This year has been a weird one, full of new experiences- but one I wasn’t expecting and was thoroughly unprepared for was to survive an earthquake in Mexico City.
I mean I should have been. September is earthquake season in Mexico and a friend of mine had recanted this experience of the earthquake siren going off when he was in Mexico City and what to do etc. I remember thinking I should probably remember that sound.
But I was staying in a neighbourhood that had sirens blaring all the time and after living in the centre of Madrid and staying in NYC/London a lot – I’ve learned to block out sirens.
But that night the noise was building outside yet it was the door buzzer going late at night that first alerted me to the fact something was happening. I heard the buzzer and then the sirens outside and then a big freaking bang and thought ‘oh shit’.
Then the whole apartment started shaking. I jumped out of bed and tried to remember what I was supposed to do in the event of an earthquake. What had Trevor from Nomadic Backpacker told me again? Whatever it was I was pretty sure it wasn’t stay in an 8th story flat where all the glass doors to the balcony had poured open and refused to shut while the rain lashed in. I could barely stay on my feet.
I thought I’d put a bra on and head outside. Turns out trying to do that is tricky when you can’t stand up properly. It was pretty incredible to witness the way the place swayed so viciously, I momentarily thought about capturing a pic or video for posterity but realised that was a dickish thing to do and instead I grabbed a bottle of water, cigarettes, threw on a jumper and put my toes in my trainers and hobbled down the 8 flights of stairs while the building rocked.
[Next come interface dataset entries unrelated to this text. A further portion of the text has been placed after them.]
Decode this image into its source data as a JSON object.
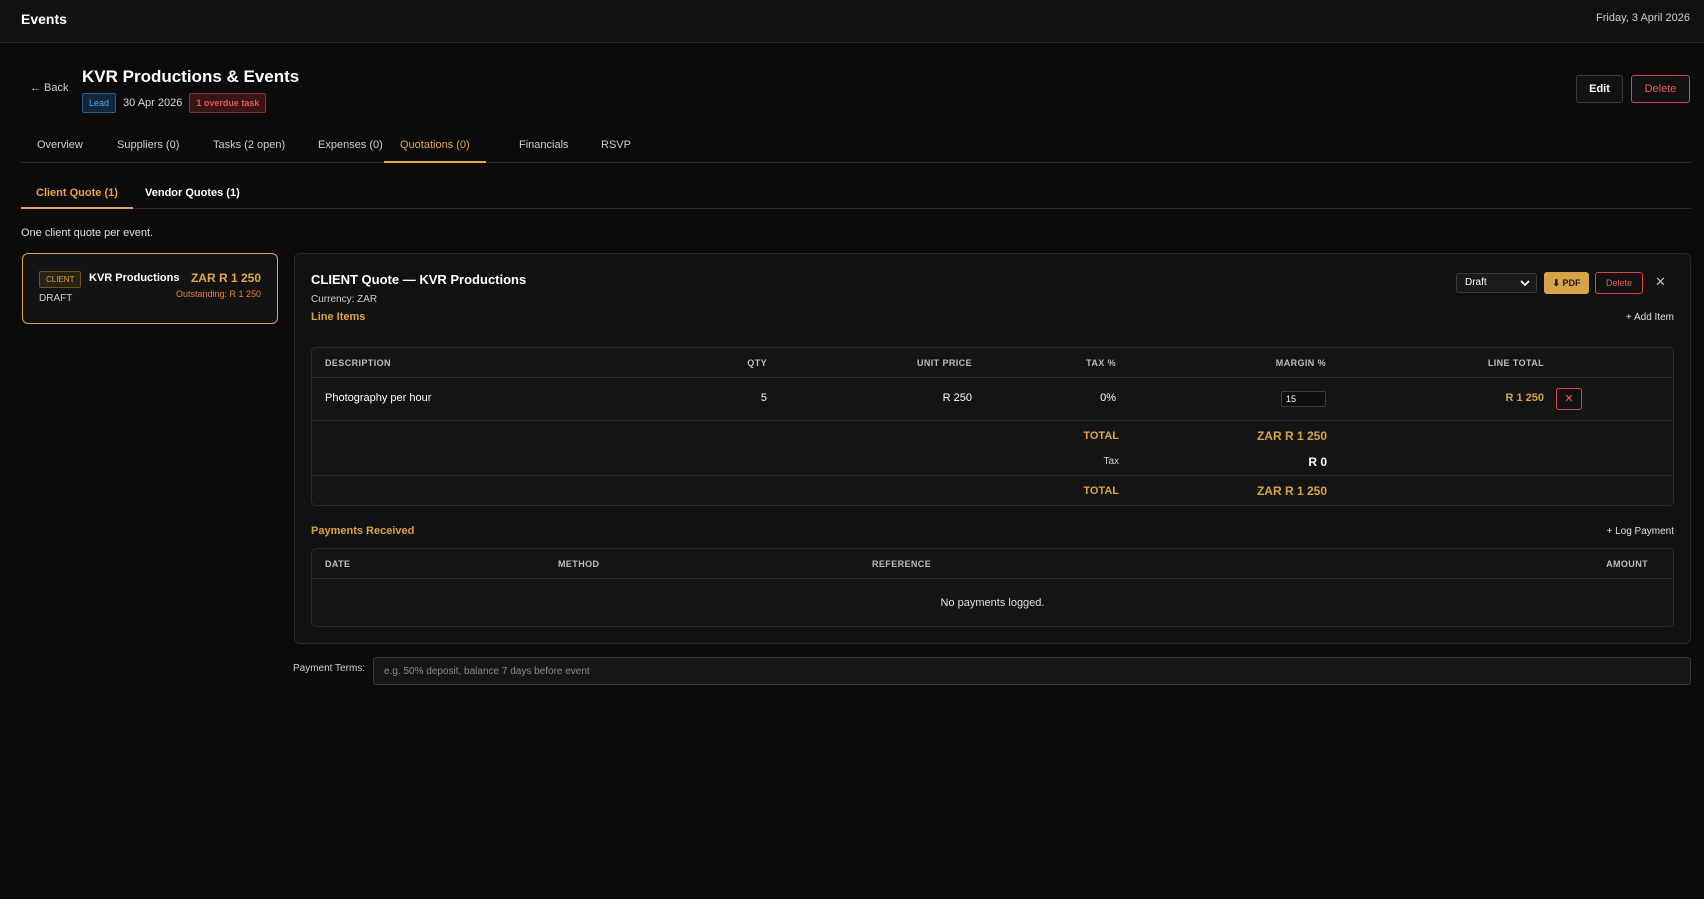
{
  "app": {
    "title": "Events",
    "date": "Friday, 3 April 2026"
  },
  "event": {
    "back_label": "← Back",
    "title": "KVR Productions & Events",
    "stage_badge": "Lead",
    "date": "30 Apr 2026",
    "overdue_badge": "1 overdue task",
    "edit_label": "Edit",
    "delete_label": "Delete"
  },
  "tabs": [
    {
      "label": "Overview"
    },
    {
      "label": "Suppliers (0)"
    },
    {
      "label": "Tasks (2 open)"
    },
    {
      "label": "Expenses (0)"
    },
    {
      "label": "Quotations (0)"
    },
    {
      "label": "Financials"
    },
    {
      "label": "RSVP"
    }
  ],
  "subtabs": [
    {
      "label": "Client Quote (1)"
    },
    {
      "label": "Vendor Quotes (1)"
    }
  ],
  "note": "One client quote per event.",
  "quote_card": {
    "badge": "CLIENT",
    "name": "KVR Productions",
    "status": "DRAFT",
    "amount": "ZAR R 1 250",
    "outstanding": "Outstanding: R 1 250"
  },
  "quote": {
    "title": "CLIENT Quote — KVR Productions",
    "currency": "Currency: ZAR",
    "status_select": "Draft",
    "pdf_label": "⬇ PDF",
    "delete_label": "Delete",
    "close_glyph": "✕",
    "line_items_label": "Line Items",
    "add_item_label": "+ Add Item",
    "columns": {
      "description": "DESCRIPTION",
      "qty": "QTY",
      "unit_price": "UNIT PRICE",
      "tax": "TAX %",
      "margin": "MARGIN %",
      "line_total": "LINE TOTAL"
    },
    "items": [
      {
        "description": "Photography per hour",
        "qty": "5",
        "unit_price": "R 250",
        "tax": "0%",
        "margin": "15",
        "line_total": "R 1 250",
        "remove_glyph": "✕"
      }
    ],
    "subtotal_label": "TOTAL",
    "subtotal_value": "ZAR R 1 250",
    "tax_label": "Tax",
    "tax_value": "R 0",
    "total_label": "TOTAL",
    "total_value": "ZAR R 1 250",
    "payments_label": "Payments Received",
    "log_payment_label": "+ Log Payment",
    "payment_columns": {
      "date": "DATE",
      "method": "METHOD",
      "reference": "REFERENCE",
      "amount": "AMOUNT"
    },
    "payments_empty": "No payments logged."
  },
  "payment_terms": {
    "label": "Payment Terms:",
    "placeholder": "e.g. 50% deposit, balance 7 days before event",
    "value": ""
  }
}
I got out onto the street and saw everyone was lined up in the middle of the road. I joined them. I was cold and soaking wet within minutes.
Should I let anyone know I’m okay. Well it’s 2/3am in the UK/Europe, so I thought better of it.
I was totally fine but I felt a wave of sadness as it felt weird to be on the other side of the world and live through this alone.
But as ever I’m not really alone anywhere. Trevor’s girlfriend Ms CDMX called me within a few minutes, and checked I was okay. Trevor offered to come over I said I was fine.
After a fashion, with the rain still pouring – I’d seen the residents of my building start to shelter under the garage of the building. I head a little closer to take a look, still not sure I wanted to be under concrete roof of a place I’d seen shake so violently for a good minute or so just an hour before.
I was told off for smoking near the building. It turns out you really shouldn’t smoke close to buildings after an earthquake in case there has been burst gas pipes.
Eventually it was safe to go back upstairs. Walking up those 8 flights was harder than walking down even without the building shaking.
There were a couple of aftershocks but nothing too crazy.
I chatted to my auntie in the Philippines for a bit until I felt sleepy.
I slept in my waterproof running coat and joggers that night in case I needed to make another quick exit.
I also spied a safe spot in the flat to take shelter in case I missed the alarm again. Apparently once the siren sounds you have 3 minutes to get out. If the place is already shaking you should find a safe spot and stay put – away from glass doors or windows (hard in a studio) not under a bed, but a sturdy bit of furniture. The table seemed like a good bet.
My Airbnb landlord also very sweetly checked in on me, ‘that was a big one’, she said and shared her number in case I needed help. ‘The building is pretty safe’ she said. Somewhat unreassuringly.
A few other bits of advice did more to freak me out than calm me down like Trevor’s ‘don’t worry about shaking side to side it’s the up and down you need to worry about that means the building is about to collapse’. Or the super smart but also frightening ‘have dog biscuits in your pocket, so if you’re in the rubble the rescue dogs will find you easier!’.
So do I need to be worried about another earthquake while I’m here? There’s no way of knowing, apparently there is no advance notice beyond the 3 minute sirens that start at 5.5 quake and above – this one was a 7.1 that hit in Acapulco 200+ miles away and was still fierce here. But I’ve never been more excited to head to NYC, that was enough adventure for one trip in Mexico.